_Material for the task_
===============

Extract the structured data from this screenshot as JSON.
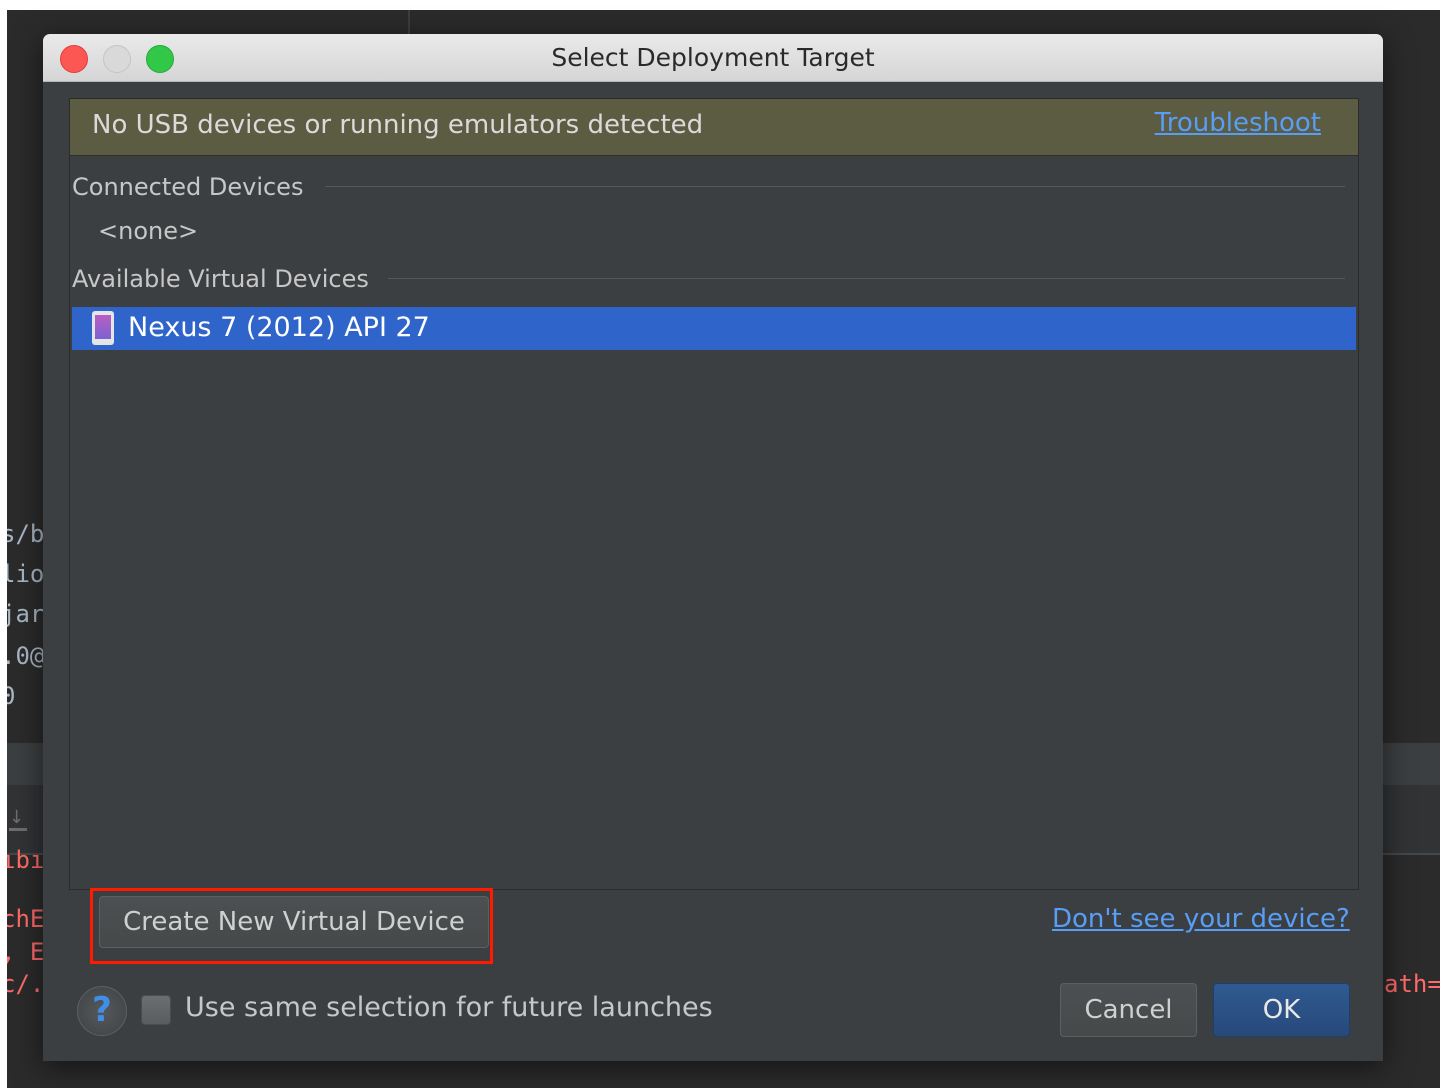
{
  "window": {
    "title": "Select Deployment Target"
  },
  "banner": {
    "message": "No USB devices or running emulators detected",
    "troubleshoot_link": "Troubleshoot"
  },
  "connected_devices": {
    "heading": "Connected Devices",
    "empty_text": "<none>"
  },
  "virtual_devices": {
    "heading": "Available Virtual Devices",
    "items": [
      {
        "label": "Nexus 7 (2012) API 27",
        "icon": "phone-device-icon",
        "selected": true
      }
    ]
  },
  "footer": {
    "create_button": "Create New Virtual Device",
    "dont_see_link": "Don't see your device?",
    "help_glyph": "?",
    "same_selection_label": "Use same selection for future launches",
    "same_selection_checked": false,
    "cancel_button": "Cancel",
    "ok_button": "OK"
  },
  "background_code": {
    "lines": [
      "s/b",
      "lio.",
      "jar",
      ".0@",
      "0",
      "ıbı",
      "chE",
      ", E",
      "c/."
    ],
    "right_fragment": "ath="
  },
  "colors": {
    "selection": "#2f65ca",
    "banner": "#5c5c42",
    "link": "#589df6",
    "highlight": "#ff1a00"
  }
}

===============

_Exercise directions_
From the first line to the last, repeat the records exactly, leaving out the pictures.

_Result of this task_
Extract the structured data from this screenshot as JSON.
{
  "window": {
    "title": "Select Deployment Target"
  },
  "banner": {
    "message": "No USB devices or running emulators detected",
    "troubleshoot_link": "Troubleshoot"
  },
  "connected_devices": {
    "heading": "Connected Devices",
    "empty_text": "<none>"
  },
  "virtual_devices": {
    "heading": "Available Virtual Devices",
    "items": [
      {
        "label": "Nexus 7 (2012) API 27",
        "icon": "phone-device-icon",
        "selected": true
      }
    ]
  },
  "footer": {
    "create_button": "Create New Virtual Device",
    "dont_see_link": "Don't see your device?",
    "help_glyph": "?",
    "same_selection_label": "Use same selection for future launches",
    "same_selection_checked": false,
    "cancel_button": "Cancel",
    "ok_button": "OK"
  },
  "background_code": {
    "lines": [
      "s/b",
      "lio.",
      "jar",
      ".0@",
      "0",
      "ıbı",
      "chE",
      ", E",
      "c/."
    ],
    "right_fragment": "ath="
  },
  "colors": {
    "selection": "#2f65ca",
    "banner": "#5c5c42",
    "link": "#589df6",
    "highlight": "#ff1a00"
  }
}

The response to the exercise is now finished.